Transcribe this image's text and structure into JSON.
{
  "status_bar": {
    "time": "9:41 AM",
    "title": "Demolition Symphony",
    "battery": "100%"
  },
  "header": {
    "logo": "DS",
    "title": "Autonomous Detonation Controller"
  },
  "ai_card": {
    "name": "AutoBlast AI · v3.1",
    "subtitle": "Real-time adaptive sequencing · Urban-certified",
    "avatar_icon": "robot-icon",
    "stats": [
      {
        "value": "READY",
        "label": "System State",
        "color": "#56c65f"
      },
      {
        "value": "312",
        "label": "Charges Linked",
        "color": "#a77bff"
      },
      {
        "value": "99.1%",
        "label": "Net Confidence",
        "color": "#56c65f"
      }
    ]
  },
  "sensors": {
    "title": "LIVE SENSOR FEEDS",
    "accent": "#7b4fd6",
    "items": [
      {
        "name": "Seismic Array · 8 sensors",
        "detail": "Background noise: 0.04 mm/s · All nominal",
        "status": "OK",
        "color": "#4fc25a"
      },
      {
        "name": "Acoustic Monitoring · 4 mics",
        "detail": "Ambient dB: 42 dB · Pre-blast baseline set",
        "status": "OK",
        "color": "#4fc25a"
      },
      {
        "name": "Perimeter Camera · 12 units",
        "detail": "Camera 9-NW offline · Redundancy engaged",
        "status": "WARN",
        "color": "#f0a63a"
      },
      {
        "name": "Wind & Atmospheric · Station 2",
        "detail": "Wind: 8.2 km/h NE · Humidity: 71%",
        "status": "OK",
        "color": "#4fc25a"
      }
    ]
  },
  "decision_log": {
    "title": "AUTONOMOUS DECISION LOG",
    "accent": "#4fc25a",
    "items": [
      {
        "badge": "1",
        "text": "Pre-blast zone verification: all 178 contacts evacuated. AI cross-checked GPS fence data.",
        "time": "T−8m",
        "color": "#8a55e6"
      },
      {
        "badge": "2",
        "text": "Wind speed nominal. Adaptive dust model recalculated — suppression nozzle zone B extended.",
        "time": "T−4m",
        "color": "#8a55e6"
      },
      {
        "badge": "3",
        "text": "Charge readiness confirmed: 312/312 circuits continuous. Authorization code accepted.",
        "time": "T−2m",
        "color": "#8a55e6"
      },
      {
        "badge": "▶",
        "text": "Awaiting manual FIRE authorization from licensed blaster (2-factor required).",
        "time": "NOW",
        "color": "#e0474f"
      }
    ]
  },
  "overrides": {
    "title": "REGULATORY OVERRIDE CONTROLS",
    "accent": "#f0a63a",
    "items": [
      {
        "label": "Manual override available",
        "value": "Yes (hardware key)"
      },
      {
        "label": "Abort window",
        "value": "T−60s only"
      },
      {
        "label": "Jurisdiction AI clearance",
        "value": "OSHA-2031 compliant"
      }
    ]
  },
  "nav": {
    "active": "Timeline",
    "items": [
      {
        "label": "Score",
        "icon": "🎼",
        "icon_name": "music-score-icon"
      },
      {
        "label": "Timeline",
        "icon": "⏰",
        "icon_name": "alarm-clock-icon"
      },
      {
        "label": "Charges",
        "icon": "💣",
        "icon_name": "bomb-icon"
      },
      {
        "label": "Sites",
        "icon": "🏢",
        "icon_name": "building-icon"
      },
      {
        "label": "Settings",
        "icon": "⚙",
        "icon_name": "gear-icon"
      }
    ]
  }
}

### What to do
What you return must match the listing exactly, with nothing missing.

### Written reply
Transcribe this image's text and structure into JSON.
{
  "status_bar": {
    "time": "9:41 AM",
    "title": "Demolition Symphony",
    "battery": "100%"
  },
  "header": {
    "logo": "DS",
    "title": "Autonomous Detonation Controller"
  },
  "ai_card": {
    "name": "AutoBlast AI · v3.1",
    "subtitle": "Real-time adaptive sequencing · Urban-certified",
    "avatar_icon": "robot-icon",
    "stats": [
      {
        "value": "READY",
        "label": "System State",
        "color": "#56c65f"
      },
      {
        "value": "312",
        "label": "Charges Linked",
        "color": "#a77bff"
      },
      {
        "value": "99.1%",
        "label": "Net Confidence",
        "color": "#56c65f"
      }
    ]
  },
  "sensors": {
    "title": "LIVE SENSOR FEEDS",
    "accent": "#7b4fd6",
    "items": [
      {
        "name": "Seismic Array · 8 sensors",
        "detail": "Background noise: 0.04 mm/s · All nominal",
        "status": "OK",
        "color": "#4fc25a"
      },
      {
        "name": "Acoustic Monitoring · 4 mics",
        "detail": "Ambient dB: 42 dB · Pre-blast baseline set",
        "status": "OK",
        "color": "#4fc25a"
      },
      {
        "name": "Perimeter Camera · 12 units",
        "detail": "Camera 9-NW offline · Redundancy engaged",
        "status": "WARN",
        "color": "#f0a63a"
      },
      {
        "name": "Wind & Atmospheric · Station 2",
        "detail": "Wind: 8.2 km/h NE · Humidity: 71%",
        "status": "OK",
        "color": "#4fc25a"
      }
    ]
  },
  "decision_log": {
    "title": "AUTONOMOUS DECISION LOG",
    "accent": "#4fc25a",
    "items": [
      {
        "badge": "1",
        "text": "Pre-blast zone verification: all 178 contacts evacuated. AI cross-checked GPS fence data.",
        "time": "T−8m",
        "color": "#8a55e6"
      },
      {
        "badge": "2",
        "text": "Wind speed nominal. Adaptive dust model recalculated — suppression nozzle zone B extended.",
        "time": "T−4m",
        "color": "#8a55e6"
      },
      {
        "badge": "3",
        "text": "Charge readiness confirmed: 312/312 circuits continuous. Authorization code accepted.",
        "time": "T−2m",
        "color": "#8a55e6"
      },
      {
        "badge": "▶",
        "text": "Awaiting manual FIRE authorization from licensed blaster (2-factor required).",
        "time": "NOW",
        "color": "#e0474f"
      }
    ]
  },
  "overrides": {
    "title": "REGULATORY OVERRIDE CONTROLS",
    "accent": "#f0a63a",
    "items": [
      {
        "label": "Manual override available",
        "value": "Yes (hardware key)"
      },
      {
        "label": "Abort window",
        "value": "T−60s only"
      },
      {
        "label": "Jurisdiction AI clearance",
        "value": "OSHA-2031 compliant"
      }
    ]
  },
  "nav": {
    "active": "Timeline",
    "items": [
      {
        "label": "Score",
        "icon": "🎼",
        "icon_name": "music-score-icon"
      },
      {
        "label": "Timeline",
        "icon": "⏰",
        "icon_name": "alarm-clock-icon"
      },
      {
        "label": "Charges",
        "icon": "💣",
        "icon_name": "bomb-icon"
      },
      {
        "label": "Sites",
        "icon": "🏢",
        "icon_name": "building-icon"
      },
      {
        "label": "Settings",
        "icon": "⚙",
        "icon_name": "gear-icon"
      }
    ]
  }
}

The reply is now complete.